Tamir says that her proposal to reform the senior classes, details of which she reveals here for the first time, was received coldly by Erez. According to that plan, teachers would receive a 26-percent wage hike to work longer hours, but the change would be gradual and would distinguish between a teacher who taught regular hours and those who offered additional instruction for final projects or to small groups of students. The proposal includes hiring teachers with doctoral degrees to teach the upper grades while continuing to work in higher-education research. However, Tamir says: "I didn't get the opportunity from the Secondary-School Teachers Association to push the idea forward. Erez has no intention of agreeing to the reform because every move of that kind must include new definitions of the work week, the way wages are paid and the means of teaching, and for that one needs courage."

Sources in the teachers association said in response that a proposal of this kind had never been discussed and that the negotiations on the reform blew up after the Education Ministry refused to recognize that the union also represented middle-school teachers. As for the accusations against Erez, they said, "Tamir is like a ballerina who doesn't know how to dance and blames the floor for being askew."

Tamir's term of office was not free of mishaps. Her promise to "overturn the educational pyramid" and to increase the investment in education for pre-school children, was never kept. The participation of the ministry in funding the Ofek Hadash reform - NIS 140 million per year - also levied a heavy toll on the ministry. Nevertheless, Tamir championed the program, which has now been introduced in some 800 schools. She doubled the number of hours devoted to the teaching of civics and encouraged significant changes to the syllabus. If the changes are felt, it will take, as noted, another few years and only if the process continues. But with the changeover of ministers and the expected changes in policy, there is no certainty of anything.
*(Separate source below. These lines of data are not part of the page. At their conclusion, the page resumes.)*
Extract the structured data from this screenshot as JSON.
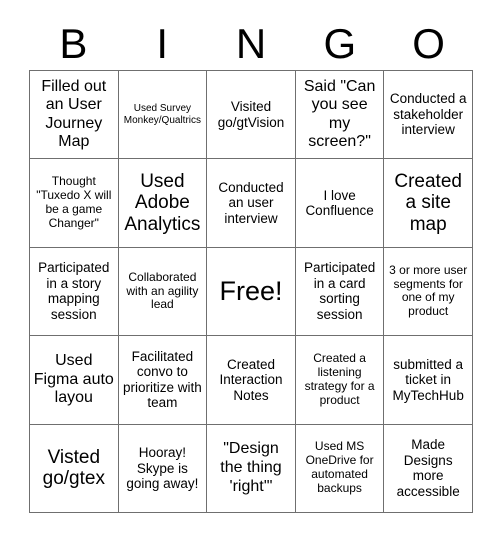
{
  "header": {
    "letters": [
      "B",
      "I",
      "N",
      "G",
      "O"
    ]
  },
  "grid": {
    "rows": 5,
    "columns": 5,
    "cells": [
      {
        "text": "Filled out an User Journey Map",
        "size": "l"
      },
      {
        "text": "Used Survey Monkey/Qualtrics",
        "size": "xs"
      },
      {
        "text": "Visited go/gtVision",
        "size": "m"
      },
      {
        "text": "Said \"Can you see my screen?\"",
        "size": "l"
      },
      {
        "text": "Conducted a stakeholder interview",
        "size": "m"
      },
      {
        "text": "Thought \"Tuxedo X will be a game Changer\"",
        "size": "s"
      },
      {
        "text": "Used Adobe Analytics",
        "size": "xl"
      },
      {
        "text": "Conducted an user interview",
        "size": "m"
      },
      {
        "text": "I love Confluence",
        "size": "m"
      },
      {
        "text": "Created a site map",
        "size": "xl"
      },
      {
        "text": "Participated in a story mapping session",
        "size": "m"
      },
      {
        "text": "Collaborated with an agility lead",
        "size": "s"
      },
      {
        "text": "Free!",
        "size": "xxl"
      },
      {
        "text": "Participated in a card sorting session",
        "size": "m"
      },
      {
        "text": "3 or more user segments for one of my product",
        "size": "s"
      },
      {
        "text": "Used Figma auto layou",
        "size": "l"
      },
      {
        "text": "Facilitated convo to prioritize with team",
        "size": "m"
      },
      {
        "text": "Created Interaction Notes",
        "size": "m"
      },
      {
        "text": "Created a listening strategy for a product",
        "size": "s"
      },
      {
        "text": "submitted a ticket in MyTechHub",
        "size": "m"
      },
      {
        "text": "Visted go/gtex",
        "size": "xl"
      },
      {
        "text": "Hooray! Skype is going away!",
        "size": "m"
      },
      {
        "text": "\"Design the thing 'right'\"",
        "size": "l"
      },
      {
        "text": "Used MS OneDrive for automated backups",
        "size": "s"
      },
      {
        "text": "Made Designs more accessible",
        "size": "m"
      }
    ]
  },
  "colors": {
    "background": "#ffffff",
    "text": "#000000",
    "grid_line": "#6f6f6f"
  }
}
During her term in office, Tamir learned to understand "just how complex and convoluted the school system is. Correcting the education system in the Arab sector, for example, requires a change in the way Arab society functions that is in no way tied to the system itself. To understand the seclusion of religious schools, one must understand the psychology of the split within the national religious camp, and we have not yet touched on the crisis in the state school system or the flight of elitist groups to all kinds of educational bubbles. I watched the elections in the United States, and I thought how nice it must be for Obama to be able to say that the U.S. is now returning to the values of the founding fathers and that everyone feels education is a unifying element. We, on the other hand, are deeply divided and the children of every social group go to school with a great deal of suspicion.

"Every education minister has to understand that he cannot correct society and it is forbidden for him to wait with a reform to the educational system. One must do what one can within the existing framework - with the existing teachers, with the pupils, with the economic and political reality, to try to build a better system. It will not be perfect, but perhaps it will be better than in the past."